The conservative movement continued to dredge up racist attitudes based on the stereotypes of the 'welfare mom' and worse. For example, during the last 50 years wealthy white property owners have been able to express their property rights in the court system, while "three to four million mostly poor and minority Americans have been displaced [...] as a result of federal and state court decisions allowing government to condemn property for virtually any reason" (Somin, 2009, p.429). Though the issue was the war, at home the battlefield was poverty, property rights, and social justice.
In conclusion, The Christian Right was able to capture the conservative movement and further polarize the political landscape of America. By the late 1990s and into the next election cycle, the neo-conservatives were dominated by the white right wing and the politics of fear. Voters were afraid to abandon the status quo, and politicians were afraid to speak out against the extremism for fear of being targeted by the well-organized movement and money of the neoconservative right.
Movements of the 1960s: Similarities and Differences

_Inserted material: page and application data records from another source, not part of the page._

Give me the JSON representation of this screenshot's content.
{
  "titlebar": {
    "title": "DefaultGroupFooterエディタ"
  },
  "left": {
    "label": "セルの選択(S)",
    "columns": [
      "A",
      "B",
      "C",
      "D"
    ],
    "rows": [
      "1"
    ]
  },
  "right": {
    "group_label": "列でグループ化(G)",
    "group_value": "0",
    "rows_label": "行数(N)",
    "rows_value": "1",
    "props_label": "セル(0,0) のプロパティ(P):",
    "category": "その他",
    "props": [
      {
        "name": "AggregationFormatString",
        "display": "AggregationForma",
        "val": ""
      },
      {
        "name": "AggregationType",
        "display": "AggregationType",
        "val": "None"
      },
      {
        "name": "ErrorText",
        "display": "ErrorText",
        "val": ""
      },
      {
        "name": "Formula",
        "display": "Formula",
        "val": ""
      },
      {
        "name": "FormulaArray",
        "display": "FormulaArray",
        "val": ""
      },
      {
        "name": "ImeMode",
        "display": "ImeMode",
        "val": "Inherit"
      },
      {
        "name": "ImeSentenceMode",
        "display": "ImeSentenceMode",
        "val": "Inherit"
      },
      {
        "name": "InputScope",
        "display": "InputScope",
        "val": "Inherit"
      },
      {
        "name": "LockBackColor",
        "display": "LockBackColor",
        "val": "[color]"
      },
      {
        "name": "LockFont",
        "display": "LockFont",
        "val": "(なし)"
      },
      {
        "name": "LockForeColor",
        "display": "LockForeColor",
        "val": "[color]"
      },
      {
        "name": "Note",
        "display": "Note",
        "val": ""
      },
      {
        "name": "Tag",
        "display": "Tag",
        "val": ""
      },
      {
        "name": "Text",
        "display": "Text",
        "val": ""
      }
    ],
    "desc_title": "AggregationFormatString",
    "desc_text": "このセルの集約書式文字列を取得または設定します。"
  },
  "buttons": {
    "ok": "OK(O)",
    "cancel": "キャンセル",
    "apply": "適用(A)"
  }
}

No decade in modern history has spawned more political and social movements than the 1960s. Protestors organized to highlight their dissatisfaction with issues that ranged from poverty, free speech, and the fair treatment of workers. Mobilized by the anti-war movement, these protests gained national legitimacy as the protestors took to the streets in various actions that ranged from